11 May 2012

Still November, still re-reading

Science fiction | Larry Niven

Recently re-read Larry Niven's A Hole in Space, a collection of short stories. My last post on the topic covered the first three stories.

All the Bridges Rusting is a space story based on the instant-elsewhere booths manufactured by JumpShift. Some have been put on drop-ships, whose only purpose is to absorb the enormous potential energy differences between the spacecraft here and the spacecraft out there. Some are self-transmitting ships. In the meantime, thirty years before, a slowship had set out to explore planets around Centaurus. The transfer booth ships reach first, and find the old ship is in trouble, not having made its slowdown maneuvres. Now, it's zipping along at 7% of the speed of light. Dr Robyn Whyte, ex-head of JumpShift, is faced with the impossible rescue, and how to explain it to a public no longer interested in space. Prophetic, that last. This is Larry Niven in ideas mode.
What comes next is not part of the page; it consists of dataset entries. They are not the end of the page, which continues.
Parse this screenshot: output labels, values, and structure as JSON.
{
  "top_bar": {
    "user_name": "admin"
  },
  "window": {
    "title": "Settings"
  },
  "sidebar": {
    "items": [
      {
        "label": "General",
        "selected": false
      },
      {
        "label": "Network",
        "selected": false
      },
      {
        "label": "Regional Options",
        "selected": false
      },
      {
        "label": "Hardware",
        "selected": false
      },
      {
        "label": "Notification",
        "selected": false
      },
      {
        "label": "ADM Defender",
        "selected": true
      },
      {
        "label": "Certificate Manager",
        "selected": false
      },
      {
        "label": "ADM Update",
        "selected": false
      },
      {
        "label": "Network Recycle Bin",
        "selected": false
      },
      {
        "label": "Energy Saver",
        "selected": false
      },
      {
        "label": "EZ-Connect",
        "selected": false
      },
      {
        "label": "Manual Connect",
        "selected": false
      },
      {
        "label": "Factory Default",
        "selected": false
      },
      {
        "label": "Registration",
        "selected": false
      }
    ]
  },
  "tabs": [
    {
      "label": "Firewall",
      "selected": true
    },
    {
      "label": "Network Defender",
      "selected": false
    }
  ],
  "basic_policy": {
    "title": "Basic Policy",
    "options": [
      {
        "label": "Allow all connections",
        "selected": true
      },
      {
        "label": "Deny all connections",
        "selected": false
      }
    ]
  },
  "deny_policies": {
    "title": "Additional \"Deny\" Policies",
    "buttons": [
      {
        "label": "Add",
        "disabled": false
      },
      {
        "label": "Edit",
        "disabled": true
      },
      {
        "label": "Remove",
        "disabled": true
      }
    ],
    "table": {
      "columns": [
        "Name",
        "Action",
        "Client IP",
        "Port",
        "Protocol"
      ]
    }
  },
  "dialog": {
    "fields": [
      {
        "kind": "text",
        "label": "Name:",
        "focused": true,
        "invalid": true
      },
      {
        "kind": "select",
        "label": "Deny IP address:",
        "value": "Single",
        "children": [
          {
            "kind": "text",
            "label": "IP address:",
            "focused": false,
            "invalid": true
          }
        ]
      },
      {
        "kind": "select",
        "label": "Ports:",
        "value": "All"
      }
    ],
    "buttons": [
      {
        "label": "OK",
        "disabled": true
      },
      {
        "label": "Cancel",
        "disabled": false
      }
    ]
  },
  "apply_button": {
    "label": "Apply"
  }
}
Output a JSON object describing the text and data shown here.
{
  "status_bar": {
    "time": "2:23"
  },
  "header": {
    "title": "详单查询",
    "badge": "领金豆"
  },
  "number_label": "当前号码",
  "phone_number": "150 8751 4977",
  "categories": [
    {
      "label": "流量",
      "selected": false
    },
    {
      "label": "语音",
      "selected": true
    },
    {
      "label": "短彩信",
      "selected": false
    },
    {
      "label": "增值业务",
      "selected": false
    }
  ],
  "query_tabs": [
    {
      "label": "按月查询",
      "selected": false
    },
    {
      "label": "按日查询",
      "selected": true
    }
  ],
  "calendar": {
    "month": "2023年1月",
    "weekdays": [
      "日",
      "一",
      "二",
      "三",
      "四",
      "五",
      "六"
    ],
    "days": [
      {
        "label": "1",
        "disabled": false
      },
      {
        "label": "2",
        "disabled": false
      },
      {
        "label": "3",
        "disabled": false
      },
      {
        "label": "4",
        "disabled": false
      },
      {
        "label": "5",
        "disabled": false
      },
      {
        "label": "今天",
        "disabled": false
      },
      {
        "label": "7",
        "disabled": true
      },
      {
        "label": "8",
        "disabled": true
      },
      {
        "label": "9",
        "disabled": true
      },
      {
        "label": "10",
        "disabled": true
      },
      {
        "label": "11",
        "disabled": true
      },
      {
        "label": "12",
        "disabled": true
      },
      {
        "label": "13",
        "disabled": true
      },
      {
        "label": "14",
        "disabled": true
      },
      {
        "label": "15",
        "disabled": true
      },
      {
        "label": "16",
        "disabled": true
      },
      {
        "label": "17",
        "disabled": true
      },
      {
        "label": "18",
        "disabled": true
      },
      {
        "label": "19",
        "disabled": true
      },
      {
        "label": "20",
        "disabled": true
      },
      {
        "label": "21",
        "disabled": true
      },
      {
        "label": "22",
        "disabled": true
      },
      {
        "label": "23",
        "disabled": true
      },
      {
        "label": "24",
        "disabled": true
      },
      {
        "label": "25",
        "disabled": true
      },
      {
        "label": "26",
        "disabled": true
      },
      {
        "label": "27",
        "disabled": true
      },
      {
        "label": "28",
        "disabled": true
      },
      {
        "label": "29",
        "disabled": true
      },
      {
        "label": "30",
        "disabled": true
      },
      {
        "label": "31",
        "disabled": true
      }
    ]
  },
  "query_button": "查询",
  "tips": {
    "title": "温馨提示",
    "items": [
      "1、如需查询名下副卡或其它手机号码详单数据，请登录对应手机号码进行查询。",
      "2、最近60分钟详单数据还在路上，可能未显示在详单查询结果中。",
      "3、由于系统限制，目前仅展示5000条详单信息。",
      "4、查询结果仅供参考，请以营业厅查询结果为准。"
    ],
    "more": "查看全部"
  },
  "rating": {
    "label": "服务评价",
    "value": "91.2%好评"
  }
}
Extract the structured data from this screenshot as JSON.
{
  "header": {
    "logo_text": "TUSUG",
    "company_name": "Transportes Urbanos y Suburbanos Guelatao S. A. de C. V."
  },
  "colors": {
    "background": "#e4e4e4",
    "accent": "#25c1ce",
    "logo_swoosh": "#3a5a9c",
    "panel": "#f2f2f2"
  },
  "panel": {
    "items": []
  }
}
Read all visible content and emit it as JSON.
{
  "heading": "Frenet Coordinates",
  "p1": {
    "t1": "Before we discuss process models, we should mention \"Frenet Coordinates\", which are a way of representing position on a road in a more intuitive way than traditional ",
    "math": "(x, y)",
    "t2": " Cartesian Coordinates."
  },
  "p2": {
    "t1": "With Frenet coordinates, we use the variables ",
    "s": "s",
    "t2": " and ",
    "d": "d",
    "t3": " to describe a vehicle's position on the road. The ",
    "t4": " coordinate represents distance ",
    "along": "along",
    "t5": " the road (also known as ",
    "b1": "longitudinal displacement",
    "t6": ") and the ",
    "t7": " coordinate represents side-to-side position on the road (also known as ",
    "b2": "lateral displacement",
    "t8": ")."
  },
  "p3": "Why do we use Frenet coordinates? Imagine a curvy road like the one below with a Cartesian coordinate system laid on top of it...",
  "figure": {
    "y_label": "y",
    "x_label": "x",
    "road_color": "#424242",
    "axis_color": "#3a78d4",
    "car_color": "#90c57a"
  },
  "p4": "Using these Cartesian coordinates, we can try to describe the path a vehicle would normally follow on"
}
There is a Tide is the earliest Louis Wu story. Louis Wu stars in Ringworld, and in a few earlier stories. In this one, he is out alone, looking for stasis boxes left behind by the extinct rulers of space, the Slavers. He finds what seems to be the biggest one ever found, but things are not simple. Another, new alien species, has found it at the same time. Fight, flight, or gamble? This one is in way-out problems mode. Larry Niven loves tides. Read Neutron Star if you don't believe me.

Bigger than Worlds is a madcap essay, covering all kinds of giant spacecraft, why we will need them, and how they will get inevitably bigger with our overcrowding problems. Not fiction, but a tremendous display of science writing at the edge of fiction.

$16940.00 is not a science fiction story. It's about a blackmailer, and the blackmailed, and how they are tied together, and ... just read it, ok.

The Hole Man was written when the first quantum black holes were postulated. As Niven's friend Jerry Pournelle gleefully cackled later, Niven got into print about quantum black holes before Pournelle, but the science is wrong. Quantum black holes are black body emitters. Ah, dang it, it's a murder mystery. Of sorts. You realise only later that there are two murders, not one. This was an award winner.

The Fourth Profession is one of the eeriest Larry Niven stories I've read. The Monks, space aliens, visit Earth. One of them walks into a bar... OK, I should stop laughing. The bartender discovers more than he finds comfortable. Now only he can save the Earth... If you ever get a chance to read this one, do. It's Niven at his maddest inventiveness. It's also a story that showcases why Niven stories age so slowly in many ways. He was ahead of the times.

Anybody interested in more thoughts about instant-elsewhere transport? Try Harry Harrison's One Step From Earth.

Next up: Re-reading Hal Clement's Needle

No comments:

Post a Comment